History of CBD
Hemp as a plant has had a long and storied history. Despite the more recent trend of adopting CBD, or cannabidiol, into daily life, hemp and its byproducts have been around for an extremely long time. Humans have been growing and cultivating it for thousands of years, for reasons ranging from the more commonly known medicinal, all the way to use in everyday life for things like rope and paper. To understand what CBD has evolved into, one must first know about society’s interaction with the plant it comes from.
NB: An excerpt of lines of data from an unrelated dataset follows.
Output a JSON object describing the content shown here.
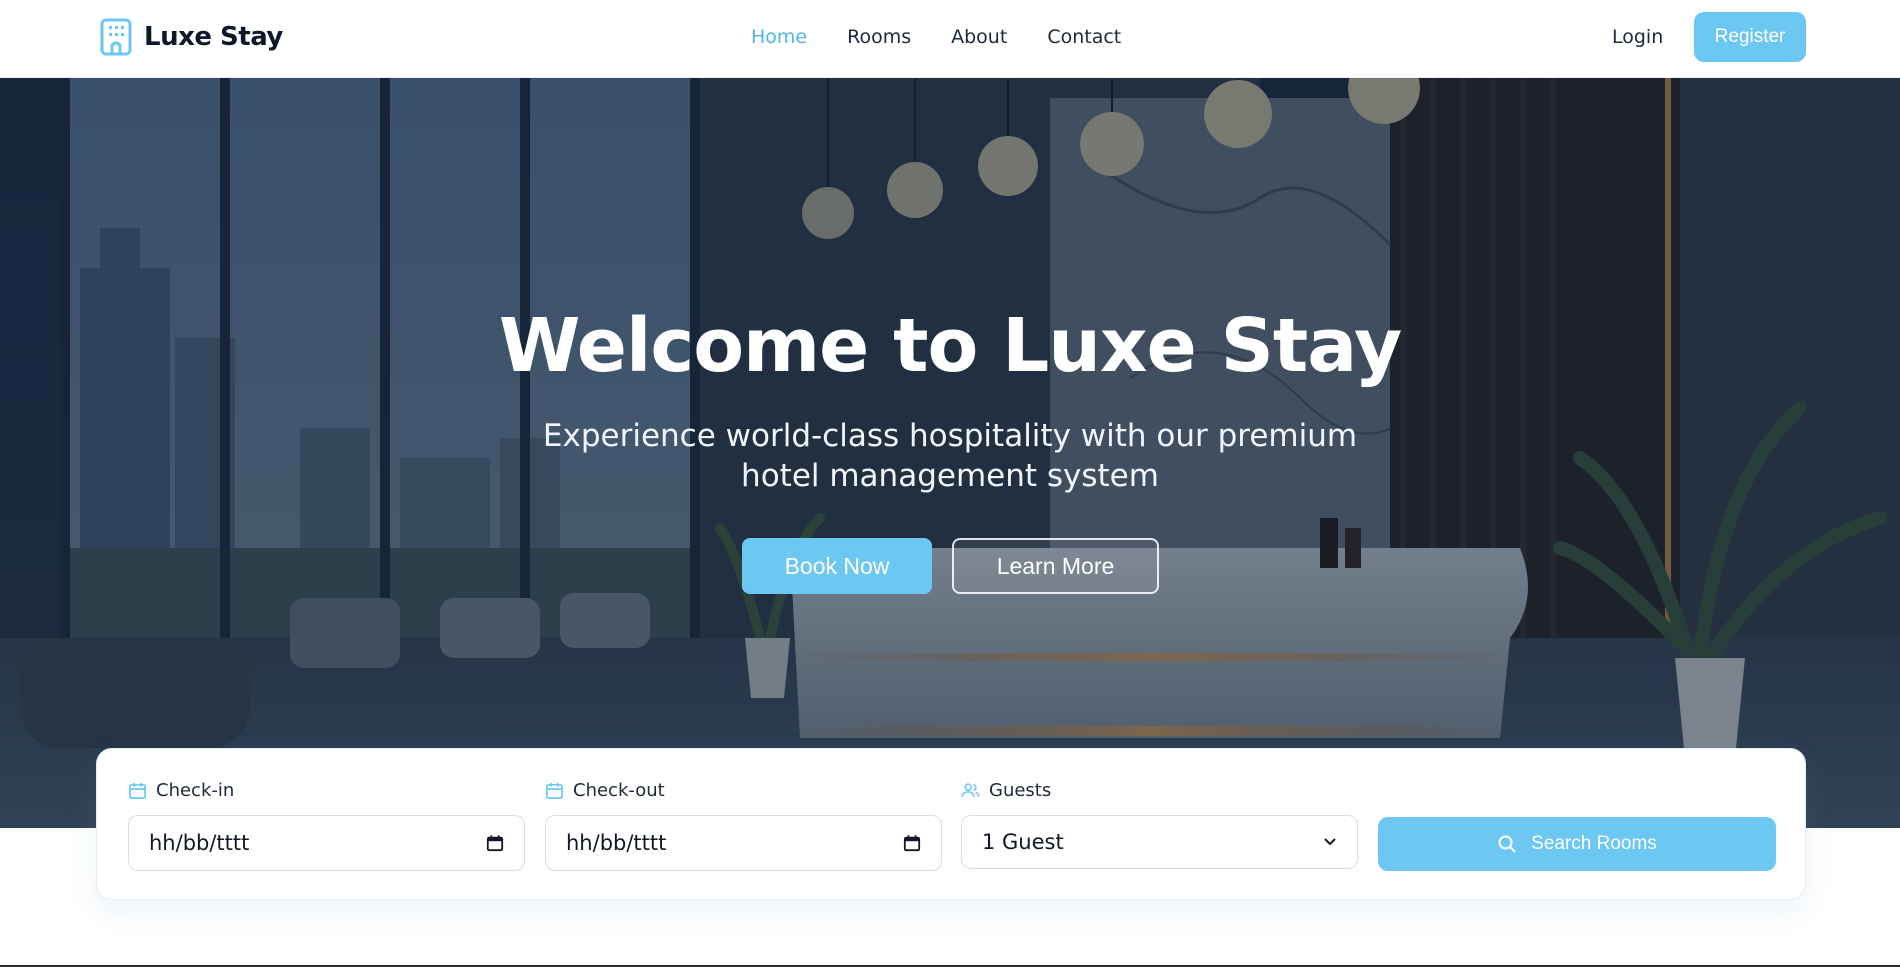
{
  "brand": {
    "name": "Luxe Stay"
  },
  "nav": {
    "links": [
      {
        "label": "Home",
        "active": true
      },
      {
        "label": "Rooms",
        "active": false
      },
      {
        "label": "About",
        "active": false
      },
      {
        "label": "Contact",
        "active": false
      }
    ],
    "login_label": "Login",
    "register_label": "Register"
  },
  "hero": {
    "title": "Welcome to Luxe Stay",
    "subtitle": "Experience world-class hospitality with our premium hotel management system",
    "book_label": "Book Now",
    "learn_label": "Learn More"
  },
  "search": {
    "checkin": {
      "label": "Check-in",
      "value": "hh/bb/tttt",
      "icon": "calendar-icon"
    },
    "checkout": {
      "label": "Check-out",
      "value": "hh/bb/tttt",
      "icon": "calendar-icon"
    },
    "guests": {
      "label": "Guests",
      "value": "1 Guest",
      "icon": "users-icon"
    },
    "button_label": "Search Rooms",
    "button_icon": "search-icon"
  },
  "colors": {
    "accent": "#6cc7f3",
    "nav_active": "#4fb8ea",
    "text_dark": "#0f172a"
  }
}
Records show that farmers as early as the Qin and Han dynasties of China were growing and utilizing the hemp plant on a daily basis. History becomes a bit clearer as you move forward and see that in the sixteenth century, King Henry VIII required his farmers to designate a quarter acre of land for every sixty they had to hemp cultivation or face a fine. Even one of the founding fathers of America, Thomas Jefferson, demanded farmers to designate some of their best land to grow the plant. Back then, it was already plainly clear that the plant had uses both industrially as well as psychologically. No research was conducted, but it was widely used regardless.
Some of the first organized research was conducted by a doctor named William Brooke O’Shaughnessy. O’Shaughnessy began studying the effects of the cannabis plant while working in India in the mid 1800s from speaking and working on the locals. In his studies he noted how long the people of the region had been using the substance and how helpful it had been that whole time.
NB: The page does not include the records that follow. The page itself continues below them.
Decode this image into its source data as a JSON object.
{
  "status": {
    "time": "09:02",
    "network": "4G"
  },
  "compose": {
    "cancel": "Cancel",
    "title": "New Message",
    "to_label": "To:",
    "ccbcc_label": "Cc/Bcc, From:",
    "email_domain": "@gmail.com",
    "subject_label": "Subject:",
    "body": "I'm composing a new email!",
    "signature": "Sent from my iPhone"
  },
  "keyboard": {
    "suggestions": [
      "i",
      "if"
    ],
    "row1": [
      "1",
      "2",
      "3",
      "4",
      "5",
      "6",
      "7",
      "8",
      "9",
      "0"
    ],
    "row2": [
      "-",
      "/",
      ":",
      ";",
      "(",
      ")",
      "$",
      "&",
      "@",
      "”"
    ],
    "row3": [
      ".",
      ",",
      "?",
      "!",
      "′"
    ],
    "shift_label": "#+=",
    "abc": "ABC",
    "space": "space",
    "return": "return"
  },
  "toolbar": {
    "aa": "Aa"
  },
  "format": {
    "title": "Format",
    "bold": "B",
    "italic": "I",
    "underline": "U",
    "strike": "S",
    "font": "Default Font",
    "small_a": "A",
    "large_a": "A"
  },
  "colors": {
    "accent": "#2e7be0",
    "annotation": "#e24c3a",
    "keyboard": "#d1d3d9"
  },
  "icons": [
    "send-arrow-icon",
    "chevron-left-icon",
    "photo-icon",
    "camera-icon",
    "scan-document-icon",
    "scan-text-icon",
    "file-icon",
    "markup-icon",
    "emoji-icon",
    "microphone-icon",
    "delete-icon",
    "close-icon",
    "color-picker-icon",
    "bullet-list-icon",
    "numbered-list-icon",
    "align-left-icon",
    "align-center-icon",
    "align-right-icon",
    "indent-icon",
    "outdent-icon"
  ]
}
It wasn’t until the 1940s though, that scientists were able to isolate CBD itself and begin working toward the enormous benefits it allows us access to today. American organic chemist Roger Adams was the scientist who eventually isolated CBD to be used on its own, even if he didn’t know what exactly he had isolated at first. It wasn’t until 1960 that Israeli organic chemist Raphael Mechoulam isolated and was able to analyze the chemical structure of CBD, proving that it was the non-psychoactive element of the hemp and cannabis plant. From that point on, research was able to begin on its benefits, from the potential to reduce chronic pain, the effects of seizures, and even possibly slow the growth of cancerous cells.
After CBD was isolated, however, it was still illegal in many places around the world. It has taken years of research and study to prove its benefits but in 2017 the FDA began legalizing the compound for medicinal purposes at a federal level. Now, while certain parts of the law vary slightly from state to state, CBD is widely accepted as a beneficial substance and its popularity has grown exponentially over the past few months. With this growing popularity, the possibilities for CBD’s future have only grown brighter.
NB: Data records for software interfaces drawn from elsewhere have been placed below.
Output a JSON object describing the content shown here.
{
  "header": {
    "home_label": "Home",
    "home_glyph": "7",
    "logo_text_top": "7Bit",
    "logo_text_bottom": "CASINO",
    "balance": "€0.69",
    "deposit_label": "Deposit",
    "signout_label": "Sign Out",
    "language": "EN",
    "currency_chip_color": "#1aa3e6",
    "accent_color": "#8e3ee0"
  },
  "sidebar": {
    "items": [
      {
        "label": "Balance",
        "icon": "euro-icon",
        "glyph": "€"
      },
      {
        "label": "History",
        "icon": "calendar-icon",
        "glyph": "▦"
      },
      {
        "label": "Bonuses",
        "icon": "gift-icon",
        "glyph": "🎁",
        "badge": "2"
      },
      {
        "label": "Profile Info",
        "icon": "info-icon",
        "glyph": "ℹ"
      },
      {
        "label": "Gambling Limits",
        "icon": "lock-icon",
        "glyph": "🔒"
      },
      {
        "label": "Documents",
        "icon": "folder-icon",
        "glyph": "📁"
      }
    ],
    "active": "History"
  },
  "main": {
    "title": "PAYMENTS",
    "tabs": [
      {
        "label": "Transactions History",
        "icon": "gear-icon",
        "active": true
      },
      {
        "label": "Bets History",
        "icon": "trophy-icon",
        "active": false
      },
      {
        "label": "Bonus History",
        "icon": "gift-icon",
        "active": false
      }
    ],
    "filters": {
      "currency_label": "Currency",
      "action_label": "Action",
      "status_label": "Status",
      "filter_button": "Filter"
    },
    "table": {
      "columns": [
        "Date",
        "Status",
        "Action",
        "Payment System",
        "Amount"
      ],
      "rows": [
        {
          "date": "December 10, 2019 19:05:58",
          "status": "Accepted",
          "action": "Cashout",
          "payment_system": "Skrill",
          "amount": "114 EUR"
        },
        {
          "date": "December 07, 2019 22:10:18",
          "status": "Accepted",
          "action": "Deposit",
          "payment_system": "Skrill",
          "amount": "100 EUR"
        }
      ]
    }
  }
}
More and more organizations are beginning to bring this information to light and making it easier than ever to find information about hemp and its byproducts. One of the more prominent organizations and events currently working to spread information is Hemp History Week. They operate primarily during June, but their information is available year round. Their goal is to celebrate the legalization of CBD and the slow progress of legalizing cannabis as a whole. They operate all over the United States so if you want to find out more, their might be a local event near you!